Experts on autism – the neurological developmental disability affecting one to two percent of the world – have said for years that it can be diagnosed around a child’s second birthday and in many countries at two-and-a-half years. But now, findings from two recently-published Israeli studies show that symptoms associated with autism can be identified as early as the first year of life and that early detection allows for therapeutic intervention.
The studies, conducted by Dr. Hanna Alonim from the Mifne Center for Early Intervention in the Treatment of Autism and the Weisfeld School of Social Work Continuing Education Unit at Bar-Ilan University (BIU) in Ramat Gan (near Tel Aviv) along with partners Dr. Ido Lieberman, Giora Schayngesicht, Dr. Hillel Braude and Dr. Danny Tayar, were recently published in the International Journal of Pediatrics & Neonatal Care.
The first study focused on early detection of autism based on video recordings of infants, while the second compared the impact of therapeutic interventions that began at two different stages in life. Together, the articles highlight the prospects of diagnosing autism before the age of one year and improving the progress of those diagnosed through early therapeutic intervention.
In Israel, autism is generally diagnosed at the age of a year-and-a-half, which is considered early compared to Western countries. In other countries, the average age of diagnosis is two-and-a-half years, which significantly delays intervention treatments and may increase the severity of symptoms.
In the first initial study, published in the Israeli Journal of Pediatrics, , in 2011 and carried out at the Mifne Center over the course of a decade, the researchers examined at what stage in infancy first signs appeared that could raise suspicion of the development of autism. A total of 110 boys and girls from Israel, the US and Europe – all of whom were diagnosed with autism between the ages of two-and-a-half and three – were included in the study.
Parents recorded videos of their infants from birth throughout the first year of life. Experts in infant development who had never met the babies watched the videos and were asked to pinpoint behaviors that deviated from typical development.
They found that in 89% of the infants’ symptoms could be observed from the age of four to six months, but most parents didn’t know how to interpret the developmental significance of these signs or they expected that some of the signs they noticed would disappear later.
Signs linked to autism identified were lack of eye contact and lack of response to parents’ voices or presence, excessive passivity or – alternatively – excessive activity, delay in motor development, refusal to eat, aversion to touch and accelerated growth of head circumference. All signs were rated according to frequency and later the simultaneous appearance of several signs was evaluated in order to provide a more accurate diagnosis.
Since proven empirical biological tools for diagnosing autism do not yet exist, early detection through behavioral observation is of great importance, as this is how treatment can be started early in life. Following this study, a screening tool known as ESPASSI© was developed by the Mifne Center to detect infants at risk for autism and used as a pilot at Tel Aviv Sourasky Medical Center.

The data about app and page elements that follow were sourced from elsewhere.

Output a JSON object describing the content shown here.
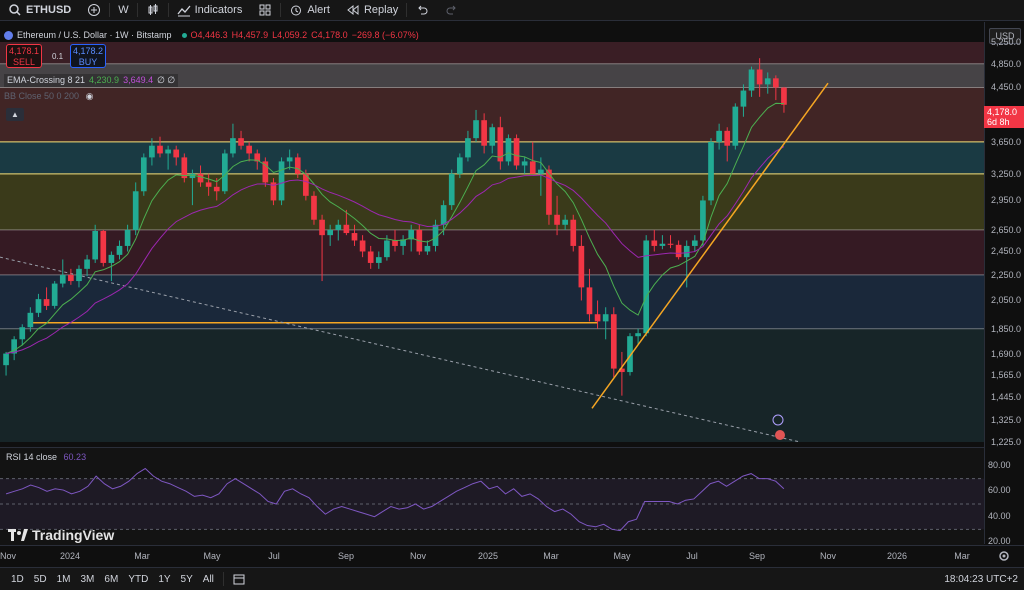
{
  "toolbar": {
    "symbol": "ETHUSD",
    "interval": "W",
    "indicators_label": "Indicators",
    "alert_label": "Alert",
    "replay_label": "Replay"
  },
  "legend": {
    "title": "Ethereum / U.S. Dollar · 1W · Bitstamp",
    "o": "O4,446.3",
    "h": "H4,457.9",
    "l": "L4,059.2",
    "c": "C4,178.0",
    "change": "−269.8 (−6.07%)",
    "sell_price": "4,178.1",
    "sell_label": "SELL",
    "spread": "0.1",
    "buy_price": "4,178.2",
    "buy_label": "BUY",
    "ema_name": "EMA-Crossing 8 21",
    "ema_fast": "4,230.9",
    "ema_slow": "3,649.4",
    "ema_extra": "∅ ∅",
    "hidden_indicator": "BB Close 50 0 200"
  },
  "price_axis": {
    "currency": "USD",
    "current_price": "4,178.0",
    "countdown": "6d 8h",
    "labels": [
      "5,250.0",
      "4,850.0",
      "4,450.0",
      "3,650.0",
      "3,250.0",
      "2,950.0",
      "2,650.0",
      "2,450.0",
      "2,250.0",
      "2,050.0",
      "1,850.0",
      "1,690.0",
      "1,565.0",
      "1,445.0",
      "1,325.0",
      "1,225.0"
    ]
  },
  "rsi": {
    "title": "RSI 14 close",
    "value": "60.23",
    "labels": [
      "80.00",
      "60.00",
      "40.00",
      "20.00"
    ]
  },
  "time_axis": {
    "labels": [
      "Nov",
      "2024",
      "Mar",
      "May",
      "Jul",
      "Sep",
      "Nov",
      "2025",
      "Mar",
      "May",
      "Jul",
      "Sep",
      "Nov",
      "2026",
      "Mar"
    ]
  },
  "bottom_bar": {
    "ranges": [
      "1D",
      "5D",
      "1M",
      "3M",
      "6M",
      "YTD",
      "1Y",
      "5Y",
      "All"
    ],
    "clock": "18:04:23 UTC+2"
  },
  "brand": {
    "name": "TradingView"
  },
  "colors": {
    "up": "#22ab94",
    "down": "#f23645",
    "trendline": "#f5a623",
    "ema_fast": "#4caf50",
    "ema_slow": "#9c27b0",
    "rsi": "#7e57c2"
  },
  "chart_data": {
    "type": "candlestick",
    "title": "Ethereum / U.S. Dollar · 1W · Bitstamp",
    "ylim": [
      1225,
      5250
    ],
    "xlabel": "",
    "ylabel": "",
    "log_scale": true,
    "candles": [
      {
        "o": 1620,
        "h": 1700,
        "l": 1560,
        "c": 1690
      },
      {
        "o": 1690,
        "h": 1800,
        "l": 1650,
        "c": 1780
      },
      {
        "o": 1780,
        "h": 1880,
        "l": 1740,
        "c": 1860
      },
      {
        "o": 1860,
        "h": 2000,
        "l": 1830,
        "c": 1960
      },
      {
        "o": 1960,
        "h": 2100,
        "l": 1930,
        "c": 2060
      },
      {
        "o": 2060,
        "h": 2150,
        "l": 1980,
        "c": 2010
      },
      {
        "o": 2010,
        "h": 2200,
        "l": 1990,
        "c": 2180
      },
      {
        "o": 2180,
        "h": 2380,
        "l": 2150,
        "c": 2250
      },
      {
        "o": 2250,
        "h": 2300,
        "l": 2170,
        "c": 2200
      },
      {
        "o": 2200,
        "h": 2330,
        "l": 2150,
        "c": 2300
      },
      {
        "o": 2300,
        "h": 2420,
        "l": 2240,
        "c": 2380
      },
      {
        "o": 2380,
        "h": 2700,
        "l": 2350,
        "c": 2640
      },
      {
        "o": 2640,
        "h": 2650,
        "l": 2320,
        "c": 2350
      },
      {
        "o": 2350,
        "h": 2450,
        "l": 2200,
        "c": 2420
      },
      {
        "o": 2420,
        "h": 2550,
        "l": 2380,
        "c": 2500
      },
      {
        "o": 2500,
        "h": 2700,
        "l": 2450,
        "c": 2650
      },
      {
        "o": 2650,
        "h": 3150,
        "l": 2600,
        "c": 3050
      },
      {
        "o": 3050,
        "h": 3500,
        "l": 3000,
        "c": 3450
      },
      {
        "o": 3450,
        "h": 3700,
        "l": 3350,
        "c": 3600
      },
      {
        "o": 3600,
        "h": 3720,
        "l": 3450,
        "c": 3500
      },
      {
        "o": 3500,
        "h": 3600,
        "l": 3300,
        "c": 3550
      },
      {
        "o": 3550,
        "h": 3600,
        "l": 3350,
        "c": 3450
      },
      {
        "o": 3450,
        "h": 3500,
        "l": 3150,
        "c": 3200
      },
      {
        "o": 3200,
        "h": 3300,
        "l": 2900,
        "c": 3250
      },
      {
        "o": 3250,
        "h": 3350,
        "l": 3100,
        "c": 3150
      },
      {
        "o": 3150,
        "h": 3250,
        "l": 3000,
        "c": 3100
      },
      {
        "o": 3100,
        "h": 3200,
        "l": 2950,
        "c": 3050
      },
      {
        "o": 3050,
        "h": 3550,
        "l": 3020,
        "c": 3500
      },
      {
        "o": 3500,
        "h": 3900,
        "l": 3450,
        "c": 3700
      },
      {
        "o": 3700,
        "h": 3800,
        "l": 3550,
        "c": 3600
      },
      {
        "o": 3600,
        "h": 3650,
        "l": 3400,
        "c": 3500
      },
      {
        "o": 3500,
        "h": 3550,
        "l": 3300,
        "c": 3400
      },
      {
        "o": 3400,
        "h": 3450,
        "l": 3100,
        "c": 3150
      },
      {
        "o": 3150,
        "h": 3200,
        "l": 2900,
        "c": 2950
      },
      {
        "o": 2950,
        "h": 3450,
        "l": 2900,
        "c": 3400
      },
      {
        "o": 3400,
        "h": 3550,
        "l": 3300,
        "c": 3450
      },
      {
        "o": 3450,
        "h": 3500,
        "l": 3200,
        "c": 3250
      },
      {
        "o": 3250,
        "h": 3300,
        "l": 2950,
        "c": 3000
      },
      {
        "o": 3000,
        "h": 3050,
        "l": 2700,
        "c": 2750
      },
      {
        "o": 2750,
        "h": 2800,
        "l": 2200,
        "c": 2600
      },
      {
        "o": 2600,
        "h": 2700,
        "l": 2500,
        "c": 2650
      },
      {
        "o": 2650,
        "h": 2750,
        "l": 2550,
        "c": 2700
      },
      {
        "o": 2700,
        "h": 2850,
        "l": 2600,
        "c": 2620
      },
      {
        "o": 2620,
        "h": 2700,
        "l": 2500,
        "c": 2550
      },
      {
        "o": 2550,
        "h": 2600,
        "l": 2400,
        "c": 2450
      },
      {
        "o": 2450,
        "h": 2500,
        "l": 2300,
        "c": 2350
      },
      {
        "o": 2350,
        "h": 2450,
        "l": 2300,
        "c": 2400
      },
      {
        "o": 2400,
        "h": 2600,
        "l": 2370,
        "c": 2550
      },
      {
        "o": 2550,
        "h": 2650,
        "l": 2450,
        "c": 2500
      },
      {
        "o": 2500,
        "h": 2600,
        "l": 2420,
        "c": 2560
      },
      {
        "o": 2560,
        "h": 2700,
        "l": 2450,
        "c": 2650
      },
      {
        "o": 2650,
        "h": 2700,
        "l": 2420,
        "c": 2450
      },
      {
        "o": 2450,
        "h": 2550,
        "l": 2420,
        "c": 2500
      },
      {
        "o": 2500,
        "h": 2750,
        "l": 2450,
        "c": 2700
      },
      {
        "o": 2700,
        "h": 2950,
        "l": 2600,
        "c": 2900
      },
      {
        "o": 2900,
        "h": 3300,
        "l": 2850,
        "c": 3250
      },
      {
        "o": 3250,
        "h": 3500,
        "l": 3200,
        "c": 3450
      },
      {
        "o": 3450,
        "h": 3800,
        "l": 3400,
        "c": 3700
      },
      {
        "o": 3700,
        "h": 4100,
        "l": 3650,
        "c": 3950
      },
      {
        "o": 3950,
        "h": 4050,
        "l": 3500,
        "c": 3600
      },
      {
        "o": 3600,
        "h": 3900,
        "l": 3500,
        "c": 3850
      },
      {
        "o": 3850,
        "h": 4000,
        "l": 3300,
        "c": 3400
      },
      {
        "o": 3400,
        "h": 3750,
        "l": 3350,
        "c": 3700
      },
      {
        "o": 3700,
        "h": 3750,
        "l": 3300,
        "c": 3350
      },
      {
        "o": 3350,
        "h": 3450,
        "l": 3250,
        "c": 3400
      },
      {
        "o": 3400,
        "h": 3650,
        "l": 3300,
        "c": 3250
      },
      {
        "o": 3250,
        "h": 3450,
        "l": 3000,
        "c": 3300
      },
      {
        "o": 3300,
        "h": 3350,
        "l": 2700,
        "c": 2800
      },
      {
        "o": 2800,
        "h": 3000,
        "l": 2600,
        "c": 2700
      },
      {
        "o": 2700,
        "h": 2800,
        "l": 2650,
        "c": 2750
      },
      {
        "o": 2750,
        "h": 2800,
        "l": 2450,
        "c": 2500
      },
      {
        "o": 2500,
        "h": 2600,
        "l": 2050,
        "c": 2150
      },
      {
        "o": 2150,
        "h": 2300,
        "l": 1900,
        "c": 1950
      },
      {
        "o": 1950,
        "h": 2050,
        "l": 1850,
        "c": 1900
      },
      {
        "o": 1900,
        "h": 2000,
        "l": 1780,
        "c": 1950
      },
      {
        "o": 1950,
        "h": 2000,
        "l": 1550,
        "c": 1600
      },
      {
        "o": 1600,
        "h": 1700,
        "l": 1450,
        "c": 1580
      },
      {
        "o": 1580,
        "h": 1820,
        "l": 1560,
        "c": 1800
      },
      {
        "o": 1800,
        "h": 1850,
        "l": 1750,
        "c": 1820
      },
      {
        "o": 1820,
        "h": 2600,
        "l": 1800,
        "c": 2550
      },
      {
        "o": 2550,
        "h": 2650,
        "l": 2450,
        "c": 2500
      },
      {
        "o": 2500,
        "h": 2600,
        "l": 2470,
        "c": 2520
      },
      {
        "o": 2520,
        "h": 2600,
        "l": 2480,
        "c": 2510
      },
      {
        "o": 2510,
        "h": 2550,
        "l": 2380,
        "c": 2400
      },
      {
        "o": 2400,
        "h": 2550,
        "l": 2150,
        "c": 2500
      },
      {
        "o": 2500,
        "h": 2600,
        "l": 2450,
        "c": 2550
      },
      {
        "o": 2550,
        "h": 3000,
        "l": 2500,
        "c": 2950
      },
      {
        "o": 2950,
        "h": 3700,
        "l": 2900,
        "c": 3650
      },
      {
        "o": 3650,
        "h": 3900,
        "l": 3550,
        "c": 3800
      },
      {
        "o": 3800,
        "h": 3850,
        "l": 3400,
        "c": 3600
      },
      {
        "o": 3600,
        "h": 4200,
        "l": 3550,
        "c": 4150
      },
      {
        "o": 4150,
        "h": 4500,
        "l": 4000,
        "c": 4400
      },
      {
        "o": 4400,
        "h": 4800,
        "l": 4300,
        "c": 4750
      },
      {
        "o": 4750,
        "h": 4950,
        "l": 4300,
        "c": 4500
      },
      {
        "o": 4500,
        "h": 4700,
        "l": 4350,
        "c": 4600
      },
      {
        "o": 4600,
        "h": 4650,
        "l": 4250,
        "c": 4450
      },
      {
        "o": 4446.3,
        "h": 4457.9,
        "l": 4059.2,
        "c": 4178.0
      }
    ],
    "horizontal_levels": [
      4850,
      4450,
      3650,
      3250,
      2650,
      2250,
      1850
    ],
    "rsi_values": [
      58,
      60,
      62,
      65,
      63,
      60,
      62,
      61,
      58,
      60,
      64,
      72,
      66,
      62,
      64,
      68,
      74,
      78,
      72,
      68,
      66,
      63,
      60,
      56,
      57,
      55,
      58,
      66,
      70,
      66,
      62,
      58,
      52,
      50,
      60,
      62,
      58,
      55,
      48,
      42,
      46,
      48,
      46,
      44,
      42,
      40,
      44,
      48,
      46,
      47,
      50,
      46,
      48,
      52,
      56,
      60,
      63,
      66,
      68,
      62,
      64,
      58,
      62,
      56,
      58,
      54,
      48,
      44,
      46,
      42,
      36,
      33,
      32,
      34,
      30,
      29,
      36,
      38,
      52,
      52,
      52,
      52,
      50,
      53,
      54,
      60,
      66,
      68,
      64,
      68,
      72,
      74,
      70,
      70,
      68,
      62
    ]
  }
}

The second study compared two age groups diagnosed with autism who were treated at the Mifne Center. One group included 39 toddlers treated in the third year of life; the second group 45 infants treated in the second year of life. The intervention began as intensive care for three weeks at the Mifne Center and continued as aftercare treatment for six months in the children’s homes through therapists who graduated the Mifne training program at BIU.
The treatment was based on the bio-psycho-social approach and implicitly included not only the infants but also parents and members of the nuclear family. The interventions addressed the physical, sensory, motor, emotional and cognitive aspects of development and focused on developing attachment and leveraging infants’ abilities out of curiosity and enjoyment.
The intervention was carried out with two groups of boys and girls diagnosed with autism – infants aged one to two years and toddlers aged two to three years. Their behavior was divided into four clusters – emotional involvement, play, communication and functioning. Each cluster included several behavioral components, measured before and after treatment and compared between the two age groups.
Both groups showed progress in all development components, however the younger group showed significantly distinct statistical improvement compared to the older group. This study, also conducted over a decade, confirms the ability of infants to improve in a short period of time, due to the dynamics of neuronal growth in the brain, which forms a network of nerve cells that controls motor, sensory, emotional and cognitive functions.
The findings of the two clinical studies conclude that reducing the time period between early detection and early therapeutic intervention may reduce the severity of lifelong developmental deviation very significantly. Moreover, further studies indicate that a state of constant parental worry or anxiety brings the family into a kind of vicious circle that has a significant effect on the baby’s development. Early intervention may alleviate anxiety and give parents appropriate tools to cope on the one hand and advance their children’s development on the other.
“Decades of neural, cognitive and behavioral research affirm that the human brain undergoes its most substantial and maximal development in the early postnatal years,” concluded Alonim, who led the studies.
“These two studies confirm that there is a window of opportunity, and it makes complete sense that early detection and intervention will affect neuroanatomical development components at a stage which is most influential for the rapidly developing brain, even to the extent that the full-blown manifestation of autism can be prevented from escalation. Therefore, bridging the gap between early detection, assessment, and intervention is crucial for the future of any infant at risk.”